After several months had passed, we appealed to Senator Blunt's office for assistance in resolving the issue with IRS. It was because of this appeal to the Senator that the IRS assigned an Advocate to us. Since this application is really a formality, and there is no significant monetary impact on the U.S. revenue system, one would think that it would be less expensive to find the paperwork and approve it than to hire an advocate and perpetuate the paper trail with added human resources and further delays. Instead, the advocate asked that we provide essentially the same justification that we did in the initial application as well as income/expense statements and impact statements—which we did. The purpose of the call from our advocate this morning was to advise that our information had been received and would be forwarded to the IRS department responsible, but that "Expedited" action by the IRS was not likely. Say What? The U.S. government has been sitting on this application for seven months and it would take "Expedited" action to approve it? My blood pressure was beginning to rise, but the disarming nature of the Advocate diffused what could easily have become a melt-down (not that a melt-down would have done any good).

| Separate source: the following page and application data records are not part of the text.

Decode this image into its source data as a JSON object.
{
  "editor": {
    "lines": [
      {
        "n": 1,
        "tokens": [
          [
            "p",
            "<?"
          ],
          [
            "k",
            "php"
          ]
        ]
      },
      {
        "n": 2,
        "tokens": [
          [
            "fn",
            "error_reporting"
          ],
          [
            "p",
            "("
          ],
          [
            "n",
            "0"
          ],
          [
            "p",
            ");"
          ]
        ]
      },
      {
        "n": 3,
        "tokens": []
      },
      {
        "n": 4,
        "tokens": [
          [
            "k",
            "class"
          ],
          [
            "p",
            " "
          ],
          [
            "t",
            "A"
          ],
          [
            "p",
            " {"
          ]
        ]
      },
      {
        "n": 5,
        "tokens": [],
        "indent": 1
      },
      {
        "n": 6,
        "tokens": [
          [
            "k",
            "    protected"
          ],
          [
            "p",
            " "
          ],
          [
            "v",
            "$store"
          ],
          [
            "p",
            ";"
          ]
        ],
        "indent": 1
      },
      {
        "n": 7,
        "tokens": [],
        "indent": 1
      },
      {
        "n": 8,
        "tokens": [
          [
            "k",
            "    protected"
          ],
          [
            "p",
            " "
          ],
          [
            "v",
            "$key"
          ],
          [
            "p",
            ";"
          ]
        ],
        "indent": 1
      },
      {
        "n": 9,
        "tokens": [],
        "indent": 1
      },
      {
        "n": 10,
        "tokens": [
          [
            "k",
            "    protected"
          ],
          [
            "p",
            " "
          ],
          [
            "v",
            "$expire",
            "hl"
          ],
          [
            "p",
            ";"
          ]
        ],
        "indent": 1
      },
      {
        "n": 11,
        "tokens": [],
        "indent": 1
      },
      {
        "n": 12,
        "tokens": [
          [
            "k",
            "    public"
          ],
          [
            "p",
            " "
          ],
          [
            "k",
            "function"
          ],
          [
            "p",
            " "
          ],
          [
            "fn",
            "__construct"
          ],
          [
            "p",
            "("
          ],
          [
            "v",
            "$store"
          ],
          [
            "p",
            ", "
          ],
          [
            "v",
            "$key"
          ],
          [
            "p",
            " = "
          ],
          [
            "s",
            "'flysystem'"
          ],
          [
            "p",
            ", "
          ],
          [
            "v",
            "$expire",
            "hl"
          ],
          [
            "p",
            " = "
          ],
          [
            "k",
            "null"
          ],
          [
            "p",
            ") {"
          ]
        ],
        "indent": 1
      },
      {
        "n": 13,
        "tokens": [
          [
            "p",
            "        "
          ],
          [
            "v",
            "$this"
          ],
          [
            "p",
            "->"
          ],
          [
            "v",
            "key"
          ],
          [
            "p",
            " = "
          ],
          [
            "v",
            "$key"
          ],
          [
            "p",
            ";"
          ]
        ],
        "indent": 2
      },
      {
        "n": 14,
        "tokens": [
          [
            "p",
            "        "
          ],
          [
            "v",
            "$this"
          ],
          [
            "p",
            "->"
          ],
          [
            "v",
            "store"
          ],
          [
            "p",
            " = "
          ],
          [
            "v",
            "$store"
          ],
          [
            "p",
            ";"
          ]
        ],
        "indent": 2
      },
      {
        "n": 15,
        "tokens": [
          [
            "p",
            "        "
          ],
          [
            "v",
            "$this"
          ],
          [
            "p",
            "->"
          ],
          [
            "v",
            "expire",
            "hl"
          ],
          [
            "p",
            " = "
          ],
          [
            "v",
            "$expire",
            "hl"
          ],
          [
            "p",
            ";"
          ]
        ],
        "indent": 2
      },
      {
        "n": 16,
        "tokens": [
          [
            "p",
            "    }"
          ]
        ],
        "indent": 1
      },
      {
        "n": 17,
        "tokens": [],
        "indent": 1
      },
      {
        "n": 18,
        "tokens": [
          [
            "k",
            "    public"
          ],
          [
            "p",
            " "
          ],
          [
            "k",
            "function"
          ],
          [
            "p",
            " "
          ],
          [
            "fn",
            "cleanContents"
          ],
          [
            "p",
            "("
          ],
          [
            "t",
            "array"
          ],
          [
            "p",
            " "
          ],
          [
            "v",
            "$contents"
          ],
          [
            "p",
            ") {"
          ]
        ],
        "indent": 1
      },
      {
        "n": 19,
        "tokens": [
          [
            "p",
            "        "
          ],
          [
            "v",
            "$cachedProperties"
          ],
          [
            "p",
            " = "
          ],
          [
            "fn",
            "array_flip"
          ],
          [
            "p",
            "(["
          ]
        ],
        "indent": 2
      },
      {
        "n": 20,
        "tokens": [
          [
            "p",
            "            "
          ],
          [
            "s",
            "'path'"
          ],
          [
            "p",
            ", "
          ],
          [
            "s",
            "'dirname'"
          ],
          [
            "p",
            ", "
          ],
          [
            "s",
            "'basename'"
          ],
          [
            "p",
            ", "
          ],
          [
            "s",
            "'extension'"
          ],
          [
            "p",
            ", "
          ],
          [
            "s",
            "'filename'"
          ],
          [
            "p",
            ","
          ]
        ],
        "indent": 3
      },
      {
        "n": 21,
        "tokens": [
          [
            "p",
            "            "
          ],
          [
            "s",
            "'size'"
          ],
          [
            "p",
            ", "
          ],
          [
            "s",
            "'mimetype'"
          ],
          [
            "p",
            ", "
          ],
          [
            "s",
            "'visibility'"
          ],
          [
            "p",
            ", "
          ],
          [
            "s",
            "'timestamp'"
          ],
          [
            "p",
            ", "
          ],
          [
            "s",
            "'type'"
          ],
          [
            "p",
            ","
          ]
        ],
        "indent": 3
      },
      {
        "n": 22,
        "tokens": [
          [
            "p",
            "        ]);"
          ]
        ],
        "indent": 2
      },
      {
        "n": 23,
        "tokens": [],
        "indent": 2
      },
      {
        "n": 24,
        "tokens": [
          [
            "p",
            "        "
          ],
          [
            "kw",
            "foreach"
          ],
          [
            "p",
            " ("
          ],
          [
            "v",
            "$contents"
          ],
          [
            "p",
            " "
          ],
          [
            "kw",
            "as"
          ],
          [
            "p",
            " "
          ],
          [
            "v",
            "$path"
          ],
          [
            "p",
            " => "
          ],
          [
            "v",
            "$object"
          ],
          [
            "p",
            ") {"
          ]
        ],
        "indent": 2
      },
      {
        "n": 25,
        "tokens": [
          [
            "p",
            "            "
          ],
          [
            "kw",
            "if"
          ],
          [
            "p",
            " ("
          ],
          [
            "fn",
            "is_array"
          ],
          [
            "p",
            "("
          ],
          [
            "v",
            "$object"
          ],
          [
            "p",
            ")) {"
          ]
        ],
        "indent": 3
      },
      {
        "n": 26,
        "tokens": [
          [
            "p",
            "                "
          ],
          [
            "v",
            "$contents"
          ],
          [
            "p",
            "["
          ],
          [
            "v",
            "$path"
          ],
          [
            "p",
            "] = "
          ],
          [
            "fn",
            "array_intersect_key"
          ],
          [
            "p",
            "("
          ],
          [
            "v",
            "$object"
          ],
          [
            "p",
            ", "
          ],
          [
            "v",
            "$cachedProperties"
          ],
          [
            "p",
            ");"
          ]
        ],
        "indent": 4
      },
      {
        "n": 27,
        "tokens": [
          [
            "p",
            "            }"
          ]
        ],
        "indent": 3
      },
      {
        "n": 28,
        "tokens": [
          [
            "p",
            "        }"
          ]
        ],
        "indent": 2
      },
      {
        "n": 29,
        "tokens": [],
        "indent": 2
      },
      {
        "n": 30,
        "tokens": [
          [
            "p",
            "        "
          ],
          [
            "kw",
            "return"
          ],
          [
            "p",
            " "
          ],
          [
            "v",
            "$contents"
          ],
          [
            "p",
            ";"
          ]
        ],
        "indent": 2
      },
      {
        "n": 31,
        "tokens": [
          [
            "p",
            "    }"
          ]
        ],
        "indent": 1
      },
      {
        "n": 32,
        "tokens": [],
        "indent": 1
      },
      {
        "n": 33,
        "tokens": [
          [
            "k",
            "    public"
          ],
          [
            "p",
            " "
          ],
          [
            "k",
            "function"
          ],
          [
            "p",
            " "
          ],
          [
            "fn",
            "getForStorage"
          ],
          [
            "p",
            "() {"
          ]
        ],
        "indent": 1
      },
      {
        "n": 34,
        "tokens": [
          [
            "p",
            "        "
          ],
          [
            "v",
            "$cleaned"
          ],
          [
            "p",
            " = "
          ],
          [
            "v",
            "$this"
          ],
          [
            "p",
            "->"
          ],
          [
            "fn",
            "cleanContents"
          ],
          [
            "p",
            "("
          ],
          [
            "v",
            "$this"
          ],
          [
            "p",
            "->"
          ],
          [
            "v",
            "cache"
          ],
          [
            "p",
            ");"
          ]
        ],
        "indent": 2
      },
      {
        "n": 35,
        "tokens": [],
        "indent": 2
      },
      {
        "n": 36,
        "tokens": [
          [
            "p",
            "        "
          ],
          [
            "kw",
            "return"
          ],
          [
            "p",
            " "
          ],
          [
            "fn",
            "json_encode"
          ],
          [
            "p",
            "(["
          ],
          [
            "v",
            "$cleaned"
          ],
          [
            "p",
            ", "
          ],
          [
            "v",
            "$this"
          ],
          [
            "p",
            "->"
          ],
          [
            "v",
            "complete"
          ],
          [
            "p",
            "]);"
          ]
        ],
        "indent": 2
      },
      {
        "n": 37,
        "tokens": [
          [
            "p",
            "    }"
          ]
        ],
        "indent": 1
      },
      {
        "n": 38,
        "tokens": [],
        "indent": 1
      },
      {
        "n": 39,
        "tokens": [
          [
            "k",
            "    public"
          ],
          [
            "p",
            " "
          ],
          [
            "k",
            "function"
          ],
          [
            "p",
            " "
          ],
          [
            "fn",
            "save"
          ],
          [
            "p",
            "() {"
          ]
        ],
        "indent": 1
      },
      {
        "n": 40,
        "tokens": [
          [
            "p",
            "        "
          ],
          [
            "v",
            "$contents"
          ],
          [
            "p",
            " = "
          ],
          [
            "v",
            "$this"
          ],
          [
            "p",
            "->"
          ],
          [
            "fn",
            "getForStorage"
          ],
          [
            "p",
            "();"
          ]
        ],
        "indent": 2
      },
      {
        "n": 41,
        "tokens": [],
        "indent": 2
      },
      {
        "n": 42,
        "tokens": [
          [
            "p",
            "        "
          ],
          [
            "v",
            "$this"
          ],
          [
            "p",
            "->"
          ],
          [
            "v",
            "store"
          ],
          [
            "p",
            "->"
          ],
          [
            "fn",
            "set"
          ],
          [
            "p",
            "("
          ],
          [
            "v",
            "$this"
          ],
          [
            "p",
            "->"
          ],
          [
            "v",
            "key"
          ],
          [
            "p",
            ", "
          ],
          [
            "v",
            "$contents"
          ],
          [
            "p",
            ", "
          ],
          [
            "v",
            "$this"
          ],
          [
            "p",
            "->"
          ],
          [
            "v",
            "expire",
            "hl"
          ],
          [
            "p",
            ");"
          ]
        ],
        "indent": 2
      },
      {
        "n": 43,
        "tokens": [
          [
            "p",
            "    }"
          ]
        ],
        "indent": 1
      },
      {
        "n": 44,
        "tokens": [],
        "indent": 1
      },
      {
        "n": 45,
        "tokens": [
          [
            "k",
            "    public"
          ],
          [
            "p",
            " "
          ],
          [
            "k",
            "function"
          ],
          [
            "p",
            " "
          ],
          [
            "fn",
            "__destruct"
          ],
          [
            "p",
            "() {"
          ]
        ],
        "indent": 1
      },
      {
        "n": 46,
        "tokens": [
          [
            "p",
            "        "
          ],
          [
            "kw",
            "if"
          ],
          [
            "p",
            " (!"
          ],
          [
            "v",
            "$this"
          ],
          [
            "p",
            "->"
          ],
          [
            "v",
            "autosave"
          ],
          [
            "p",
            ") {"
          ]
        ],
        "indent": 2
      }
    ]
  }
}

The whole point of requesting 501c3 status is to facilitate federal tax deductions for donations made to the Archive. Since the Archive pays no rent, has no paid employees, no compensation for directors and no expense accounts for managers, there can be little confusion about where the income from donations goes. It is used entirely for operational support. The Archive website at http://416th.com is one of the most comprehensive resources and valuable online research tools of any WWII combat unit. The Archive Facebook page has drawn together 416th family and friends from across the country and even from England and Europe. The Archive video taping program has preserved more than 50 hours of interviews with 416th veterans. The black granite Wall of Honor at the Archive has some sixty names of veterans already engraved and more to come. The Archive digital and original copy files already include tens of thousands of pages of directly related historical documents and new accessions are constantly adding to that resource.
When will the IRS see fit to approve the 416th Bomb Group Application? That's a question for the ages. Rest assured it will not be this week as everyone is on holiday celebrating the contributions of these same veterans. It reminds me of the old folk song about the "Man who never returned". Meanwhile, the uncertainty does little to encourage growth and the window for capturing memories of these WWII veterans is rapidly closing. Fortunately, we have an advocate on our side. What might the situation be without this government generosity?
Have to run now, the dogs are at the door barking to get back in.